Work order:
Please find every line in the entries below that contains the string "溶剂质量", and copy it.

Material to process:

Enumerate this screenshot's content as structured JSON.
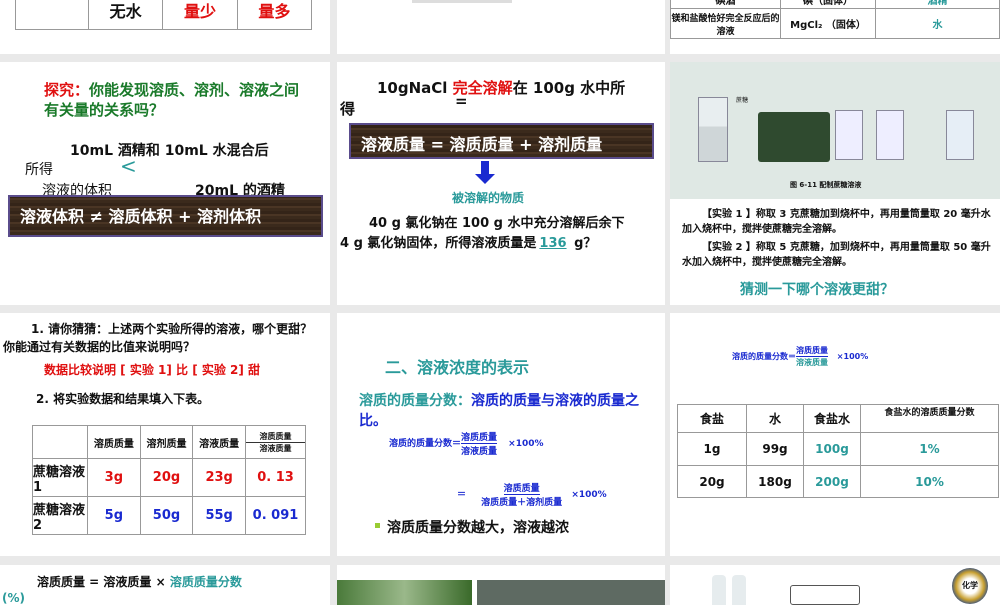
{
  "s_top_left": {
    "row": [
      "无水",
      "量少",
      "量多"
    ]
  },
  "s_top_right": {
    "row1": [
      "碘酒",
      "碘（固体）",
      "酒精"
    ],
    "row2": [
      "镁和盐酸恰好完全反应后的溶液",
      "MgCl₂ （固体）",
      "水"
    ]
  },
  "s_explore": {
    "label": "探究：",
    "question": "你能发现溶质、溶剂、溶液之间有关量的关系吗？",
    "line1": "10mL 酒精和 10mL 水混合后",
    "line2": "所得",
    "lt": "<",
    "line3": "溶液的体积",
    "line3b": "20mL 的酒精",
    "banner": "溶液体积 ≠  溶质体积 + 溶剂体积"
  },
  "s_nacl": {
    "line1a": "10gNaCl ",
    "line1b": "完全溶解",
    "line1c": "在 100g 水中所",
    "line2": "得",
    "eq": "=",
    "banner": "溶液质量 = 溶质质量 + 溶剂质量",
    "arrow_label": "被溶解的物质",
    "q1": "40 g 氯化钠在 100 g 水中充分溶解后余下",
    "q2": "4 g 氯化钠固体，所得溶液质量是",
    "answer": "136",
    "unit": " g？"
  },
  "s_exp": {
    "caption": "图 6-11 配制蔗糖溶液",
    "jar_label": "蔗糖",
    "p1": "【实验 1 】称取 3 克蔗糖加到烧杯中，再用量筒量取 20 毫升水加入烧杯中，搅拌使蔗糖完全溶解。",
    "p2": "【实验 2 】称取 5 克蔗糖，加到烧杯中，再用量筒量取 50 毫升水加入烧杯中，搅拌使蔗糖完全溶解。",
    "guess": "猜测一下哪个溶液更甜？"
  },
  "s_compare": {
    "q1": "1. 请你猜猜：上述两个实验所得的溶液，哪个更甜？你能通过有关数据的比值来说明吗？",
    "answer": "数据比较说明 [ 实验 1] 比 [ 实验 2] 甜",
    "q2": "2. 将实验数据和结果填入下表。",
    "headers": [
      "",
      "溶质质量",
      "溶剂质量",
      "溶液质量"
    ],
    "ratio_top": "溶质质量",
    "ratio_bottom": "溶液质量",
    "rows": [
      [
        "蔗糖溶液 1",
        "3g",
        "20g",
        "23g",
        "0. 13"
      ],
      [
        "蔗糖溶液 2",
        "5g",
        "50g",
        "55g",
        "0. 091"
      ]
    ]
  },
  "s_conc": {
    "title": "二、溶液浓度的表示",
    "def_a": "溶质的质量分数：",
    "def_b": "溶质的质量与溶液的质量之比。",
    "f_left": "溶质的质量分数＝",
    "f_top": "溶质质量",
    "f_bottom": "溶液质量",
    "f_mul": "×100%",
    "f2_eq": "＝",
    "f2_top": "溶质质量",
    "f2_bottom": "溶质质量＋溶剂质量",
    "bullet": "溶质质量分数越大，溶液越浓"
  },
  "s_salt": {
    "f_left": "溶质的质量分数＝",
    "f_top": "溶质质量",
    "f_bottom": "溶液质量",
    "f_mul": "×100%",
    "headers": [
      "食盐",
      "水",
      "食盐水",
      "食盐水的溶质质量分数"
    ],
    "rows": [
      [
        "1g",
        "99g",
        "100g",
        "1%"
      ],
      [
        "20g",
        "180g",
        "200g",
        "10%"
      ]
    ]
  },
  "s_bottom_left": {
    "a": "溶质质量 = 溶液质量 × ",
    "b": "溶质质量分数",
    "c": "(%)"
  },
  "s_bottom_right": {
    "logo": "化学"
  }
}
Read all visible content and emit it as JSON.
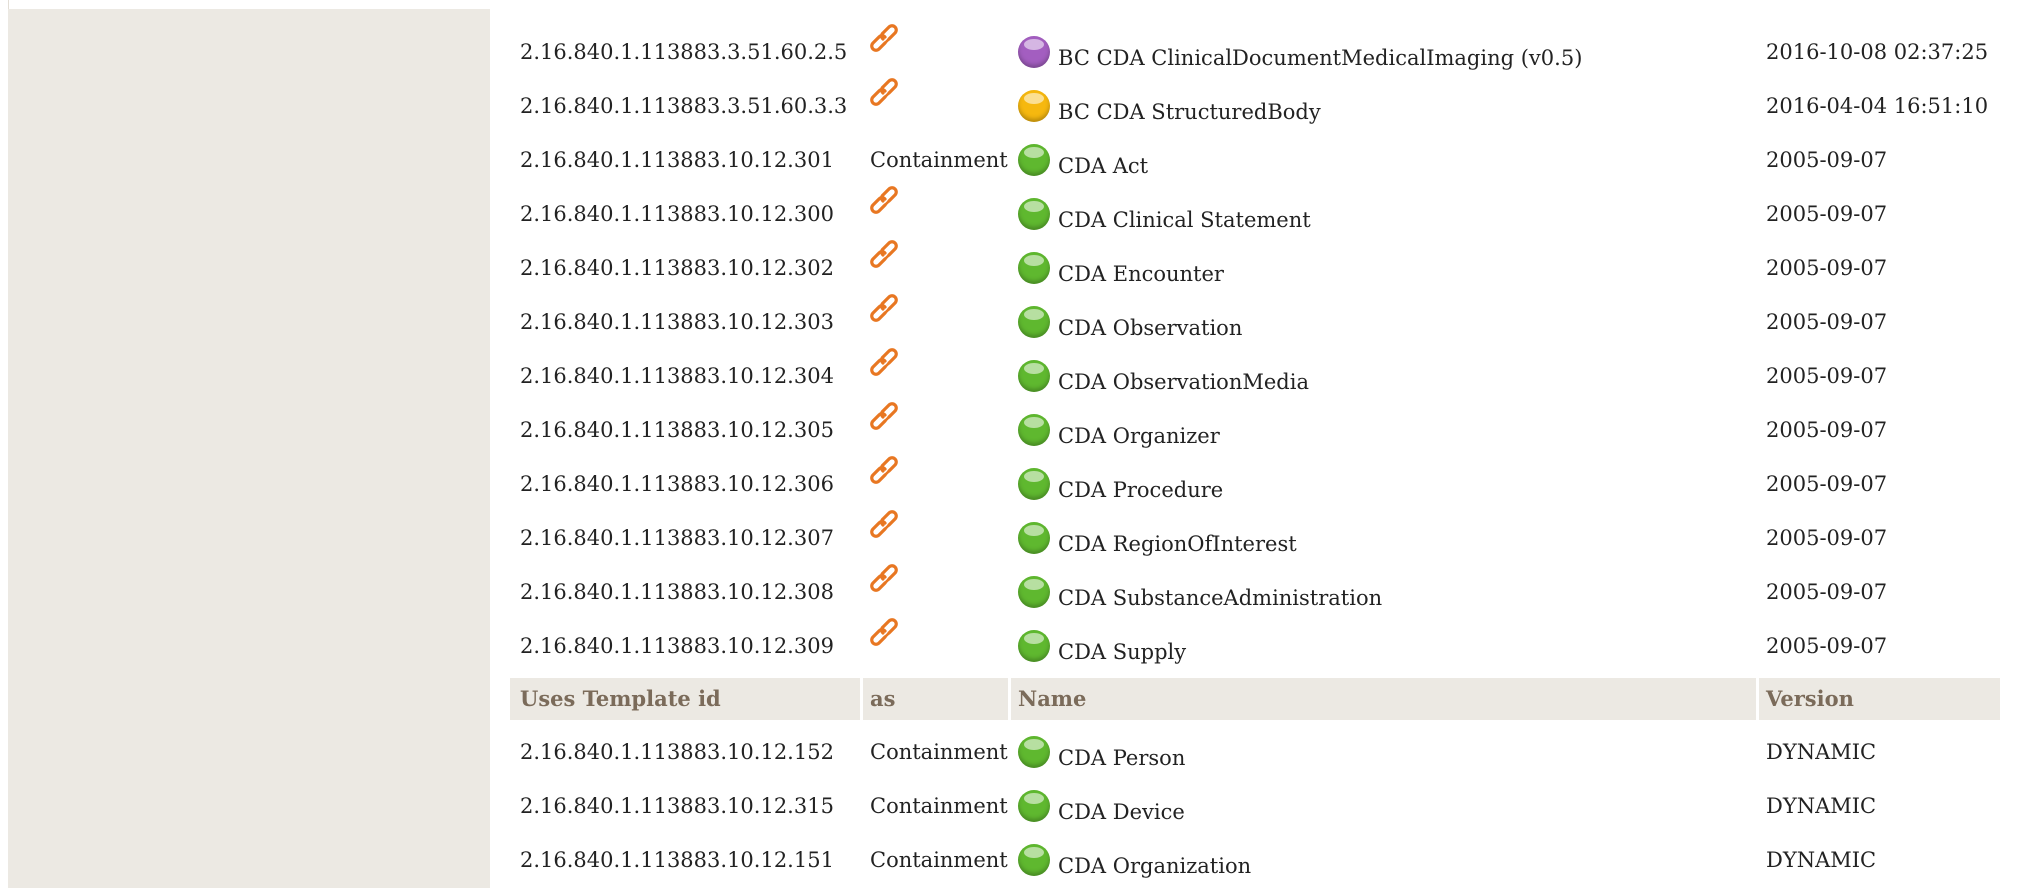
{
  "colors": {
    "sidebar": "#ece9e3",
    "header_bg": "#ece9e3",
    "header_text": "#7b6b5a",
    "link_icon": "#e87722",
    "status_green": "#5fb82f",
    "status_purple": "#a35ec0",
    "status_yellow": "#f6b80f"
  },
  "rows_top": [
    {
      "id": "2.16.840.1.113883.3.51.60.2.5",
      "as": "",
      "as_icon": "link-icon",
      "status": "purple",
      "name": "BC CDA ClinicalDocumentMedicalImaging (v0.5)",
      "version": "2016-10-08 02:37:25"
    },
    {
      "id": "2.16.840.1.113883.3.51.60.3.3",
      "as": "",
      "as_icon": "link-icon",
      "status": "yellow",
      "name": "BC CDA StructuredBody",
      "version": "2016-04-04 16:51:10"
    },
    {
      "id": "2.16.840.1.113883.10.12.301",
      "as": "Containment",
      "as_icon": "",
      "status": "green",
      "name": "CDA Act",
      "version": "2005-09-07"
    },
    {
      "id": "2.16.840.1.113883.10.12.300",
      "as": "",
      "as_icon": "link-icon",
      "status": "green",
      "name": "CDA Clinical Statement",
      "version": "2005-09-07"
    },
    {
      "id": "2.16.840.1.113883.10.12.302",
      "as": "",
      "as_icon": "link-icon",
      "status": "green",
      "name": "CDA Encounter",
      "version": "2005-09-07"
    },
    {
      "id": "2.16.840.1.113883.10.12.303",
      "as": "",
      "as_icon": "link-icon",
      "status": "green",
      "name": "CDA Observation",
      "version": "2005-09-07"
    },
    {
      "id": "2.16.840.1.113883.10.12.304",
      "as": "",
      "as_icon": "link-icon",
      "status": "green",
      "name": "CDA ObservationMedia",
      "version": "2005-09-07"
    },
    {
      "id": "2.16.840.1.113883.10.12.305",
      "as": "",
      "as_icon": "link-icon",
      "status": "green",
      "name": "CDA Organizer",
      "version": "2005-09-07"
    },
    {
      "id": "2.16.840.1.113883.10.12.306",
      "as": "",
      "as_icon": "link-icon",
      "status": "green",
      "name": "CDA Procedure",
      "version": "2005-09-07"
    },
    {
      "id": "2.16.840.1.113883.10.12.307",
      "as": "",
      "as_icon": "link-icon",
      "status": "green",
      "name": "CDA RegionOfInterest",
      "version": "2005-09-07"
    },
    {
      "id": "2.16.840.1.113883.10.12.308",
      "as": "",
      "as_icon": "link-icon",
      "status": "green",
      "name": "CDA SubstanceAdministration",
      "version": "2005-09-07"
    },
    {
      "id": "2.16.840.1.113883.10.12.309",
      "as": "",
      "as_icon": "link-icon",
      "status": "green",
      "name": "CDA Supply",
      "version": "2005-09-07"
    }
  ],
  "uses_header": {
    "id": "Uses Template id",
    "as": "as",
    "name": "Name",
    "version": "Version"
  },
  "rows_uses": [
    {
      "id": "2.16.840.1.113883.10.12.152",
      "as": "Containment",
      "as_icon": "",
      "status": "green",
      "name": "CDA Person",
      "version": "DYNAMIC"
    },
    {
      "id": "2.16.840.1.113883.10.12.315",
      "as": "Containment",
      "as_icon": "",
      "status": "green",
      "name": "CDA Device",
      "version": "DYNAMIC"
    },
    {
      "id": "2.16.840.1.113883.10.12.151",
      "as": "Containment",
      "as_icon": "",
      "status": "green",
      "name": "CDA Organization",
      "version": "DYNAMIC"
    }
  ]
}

Problem solution:
    "banner": "溶液质量 = 溶质质量 + 溶剂质量",
      "溶剂质量",
    "f2_bottom": "溶质质量＋溶剂质量",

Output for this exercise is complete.